As of late I have come back to one of my old fandoms, the Rayman fandom. I bought a copy of Rayman Raving Rabbids for the GBA the other day [more info on that will be posted on my new Rayman blog], and this picture was inspired by a certain level in said game.

I've also made myself into one of Rayman's kind for use in the Rayman fandon. Not to worry, I'm still keeping Robo.

Lastly is an original that I am quite proud of. For this I had been experimenting with Chinese brushes and ink, which were effective for making silhouettes of trees and foliage in the moonlight. I think I was remembering some scene in a collection of Disney cartoons called Make Mine Music where there were two swans flying about in a blue lagoon. Other than that I'm not sure why exactly I chose to paint swans, but eh, anything for an original piece.

Friday, January 25, 2008

Bye Bye Wartie

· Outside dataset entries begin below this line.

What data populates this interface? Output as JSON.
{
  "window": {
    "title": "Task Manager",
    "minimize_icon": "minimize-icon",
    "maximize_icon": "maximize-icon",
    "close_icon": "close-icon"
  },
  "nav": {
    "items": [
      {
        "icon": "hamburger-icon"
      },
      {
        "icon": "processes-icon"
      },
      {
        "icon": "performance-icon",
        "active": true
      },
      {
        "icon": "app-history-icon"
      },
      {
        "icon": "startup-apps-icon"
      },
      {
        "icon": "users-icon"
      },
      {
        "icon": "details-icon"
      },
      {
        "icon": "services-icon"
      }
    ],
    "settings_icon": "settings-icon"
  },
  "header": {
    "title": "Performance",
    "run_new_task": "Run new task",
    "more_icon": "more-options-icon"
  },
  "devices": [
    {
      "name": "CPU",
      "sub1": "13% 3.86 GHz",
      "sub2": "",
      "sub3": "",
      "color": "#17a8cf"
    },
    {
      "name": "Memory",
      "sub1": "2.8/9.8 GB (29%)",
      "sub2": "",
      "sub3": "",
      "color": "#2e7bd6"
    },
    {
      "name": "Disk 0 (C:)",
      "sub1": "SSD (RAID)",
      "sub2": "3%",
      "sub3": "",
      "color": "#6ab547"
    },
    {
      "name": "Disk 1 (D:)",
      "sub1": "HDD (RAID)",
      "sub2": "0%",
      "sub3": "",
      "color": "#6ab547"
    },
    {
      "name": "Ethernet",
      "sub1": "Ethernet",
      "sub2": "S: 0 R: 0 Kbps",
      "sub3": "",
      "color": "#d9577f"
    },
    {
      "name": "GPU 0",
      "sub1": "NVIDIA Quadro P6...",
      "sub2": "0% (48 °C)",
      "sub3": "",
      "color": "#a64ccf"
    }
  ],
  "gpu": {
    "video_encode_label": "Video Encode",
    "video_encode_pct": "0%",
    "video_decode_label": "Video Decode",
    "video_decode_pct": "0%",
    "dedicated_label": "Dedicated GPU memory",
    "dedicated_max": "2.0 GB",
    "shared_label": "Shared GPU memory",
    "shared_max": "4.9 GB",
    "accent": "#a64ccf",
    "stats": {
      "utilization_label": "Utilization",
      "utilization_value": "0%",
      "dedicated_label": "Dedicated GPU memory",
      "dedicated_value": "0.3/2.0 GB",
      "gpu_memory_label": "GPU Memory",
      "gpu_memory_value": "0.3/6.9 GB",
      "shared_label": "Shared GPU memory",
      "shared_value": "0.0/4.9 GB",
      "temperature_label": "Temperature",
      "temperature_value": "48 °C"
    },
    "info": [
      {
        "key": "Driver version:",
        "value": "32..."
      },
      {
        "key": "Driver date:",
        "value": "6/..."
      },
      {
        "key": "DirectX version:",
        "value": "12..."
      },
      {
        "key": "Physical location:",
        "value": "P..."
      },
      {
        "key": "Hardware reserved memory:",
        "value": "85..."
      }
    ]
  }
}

A mere two hours ago, I had my first ever operation. A simple procedure that took only ten minutes, in which I had a big wart taken off of my ankle. I had the thing for several years, and only recently it had become problematic because it looked like it was going to fall off, and whenever I got dressed and that, it'd catch it and sting.

Basically, it looked like this.

And after I had the op...

... I had three stitches, and I'll have to come back next week to have them taken out. Because of these I'm not sure on whether or not I should go to work or not since one of my only means of getting there is by walking. If anything is not right by Monday I'll give them a call. So why am I posting this? Well, because this blog is also about my real life experiences, and that was quite an experience to me since I never had any operation in my entire life. Besides, this blog needs an update anyway.

It started with the usual iodine application they do, and a local anaesthetic near the wart. I'm not really one for needles, so there I just took deep breaths, and that was over. All I could feel then was the doctor and nurse pulling the skin about and make the stitches, and after about ten minutes as I said, it was done. I couldn't put my shoe back on though, so I had to limp about with half of my sock on my toes. Maybe I should have brought a slipper. Oh well.

At least now, I won't have anyone being grossed out by the "thing on my ankle" anymore, neither would I worry about my clothes catching it. All I'm worried about now is how I'm going to shower with that dressing on...